What you need to do: The task here is to set down every line of the listing exactly.

-------- Provided data

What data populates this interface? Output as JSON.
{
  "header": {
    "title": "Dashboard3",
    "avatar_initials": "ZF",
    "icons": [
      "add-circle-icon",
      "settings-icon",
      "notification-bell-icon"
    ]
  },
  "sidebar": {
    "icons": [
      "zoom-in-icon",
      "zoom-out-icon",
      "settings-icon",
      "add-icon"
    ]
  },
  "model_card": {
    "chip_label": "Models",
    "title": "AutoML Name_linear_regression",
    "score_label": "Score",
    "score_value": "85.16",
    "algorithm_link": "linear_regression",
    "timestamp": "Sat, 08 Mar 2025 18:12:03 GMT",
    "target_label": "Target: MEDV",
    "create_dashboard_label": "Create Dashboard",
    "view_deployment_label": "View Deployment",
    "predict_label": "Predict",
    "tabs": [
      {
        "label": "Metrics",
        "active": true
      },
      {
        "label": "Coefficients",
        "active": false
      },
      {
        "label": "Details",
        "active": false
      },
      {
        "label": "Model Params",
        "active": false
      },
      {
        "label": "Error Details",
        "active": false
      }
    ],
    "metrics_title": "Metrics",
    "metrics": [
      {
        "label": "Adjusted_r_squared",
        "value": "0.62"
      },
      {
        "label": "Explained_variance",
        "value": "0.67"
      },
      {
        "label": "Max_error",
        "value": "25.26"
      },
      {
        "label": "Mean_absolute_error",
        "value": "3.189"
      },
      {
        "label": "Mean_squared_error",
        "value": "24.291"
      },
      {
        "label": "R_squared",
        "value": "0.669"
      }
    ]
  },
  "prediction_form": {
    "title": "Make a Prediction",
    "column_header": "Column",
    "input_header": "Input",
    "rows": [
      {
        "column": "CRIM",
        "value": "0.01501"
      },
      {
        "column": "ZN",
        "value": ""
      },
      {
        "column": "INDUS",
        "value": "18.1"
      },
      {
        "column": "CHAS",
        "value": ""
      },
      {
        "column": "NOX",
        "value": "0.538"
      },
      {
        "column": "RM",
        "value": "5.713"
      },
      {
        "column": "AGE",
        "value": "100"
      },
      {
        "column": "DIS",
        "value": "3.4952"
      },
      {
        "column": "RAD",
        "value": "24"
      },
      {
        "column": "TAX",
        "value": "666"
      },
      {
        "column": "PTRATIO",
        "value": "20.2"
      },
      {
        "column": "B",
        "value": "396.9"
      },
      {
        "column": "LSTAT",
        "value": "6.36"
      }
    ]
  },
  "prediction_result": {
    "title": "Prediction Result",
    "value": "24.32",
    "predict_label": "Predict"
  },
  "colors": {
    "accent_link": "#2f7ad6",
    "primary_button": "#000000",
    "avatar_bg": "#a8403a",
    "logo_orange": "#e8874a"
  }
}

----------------

Task response:
What data populates this interface? Output as JSON.
{
  "header": {
    "title": "Dashboard3",
    "avatar_initials": "ZF",
    "icons": [
      "add-circle-icon",
      "settings-icon",
      "notification-bell-icon"
    ]
  },
  "sidebar": {
    "icons": [
      "zoom-in-icon",
      "zoom-out-icon",
      "settings-icon",
      "add-icon"
    ]
  },
  "model_card": {
    "chip_label": "Models",
    "title": "AutoML Name_linear_regression",
    "score_label": "Score",
    "score_value": "85.16",
    "algorithm_link": "linear_regression",
    "timestamp": "Sat, 08 Mar 2025 18:12:03 GMT",
    "target_label": "Target: MEDV",
    "create_dashboard_label": "Create Dashboard",
    "view_deployment_label": "View Deployment",
    "predict_label": "Predict",
    "tabs": [
      {
        "label": "Metrics",
        "active": true
      },
      {
        "label": "Coefficients",
        "active": false
      },
      {
        "label": "Details",
        "active": false
      },
      {
        "label": "Model Params",
        "active": false
      },
      {
        "label": "Error Details",
        "active": false
      }
    ],
    "metrics_title": "Metrics",
    "metrics": [
      {
        "label": "Adjusted_r_squared",
        "value": "0.62"
      },
      {
        "label": "Explained_variance",
        "value": "0.67"
      },
      {
        "label": "Max_error",
        "value": "25.26"
      },
      {
        "label": "Mean_absolute_error",
        "value": "3.189"
      },
      {
        "label": "Mean_squared_error",
        "value": "24.291"
      },
      {
        "label": "R_squared",
        "value": "0.669"
      }
    ]
  },
  "prediction_form": {
    "title": "Make a Prediction",
    "column_header": "Column",
    "input_header": "Input",
    "rows": [
      {
        "column": "CRIM",
        "value": "0.01501"
      },
      {
        "column": "ZN",
        "value": ""
      },
      {
        "column": "INDUS",
        "value": "18.1"
      },
      {
        "column": "CHAS",
        "value": ""
      },
      {
        "column": "NOX",
        "value": "0.538"
      },
      {
        "column": "RM",
        "value": "5.713"
      },
      {
        "column": "AGE",
        "value": "100"
      },
      {
        "column": "DIS",
        "value": "3.4952"
      },
      {
        "column": "RAD",
        "value": "24"
      },
      {
        "column": "TAX",
        "value": "666"
      },
      {
        "column": "PTRATIO",
        "value": "20.2"
      },
      {
        "column": "B",
        "value": "396.9"
      },
      {
        "column": "LSTAT",
        "value": "6.36"
      }
    ]
  },
  "prediction_result": {
    "title": "Prediction Result",
    "value": "24.32",
    "predict_label": "Predict"
  },
  "colors": {
    "accent_link": "#2f7ad6",
    "primary_button": "#000000",
    "avatar_bg": "#a8403a",
    "logo_orange": "#e8874a"
  }
}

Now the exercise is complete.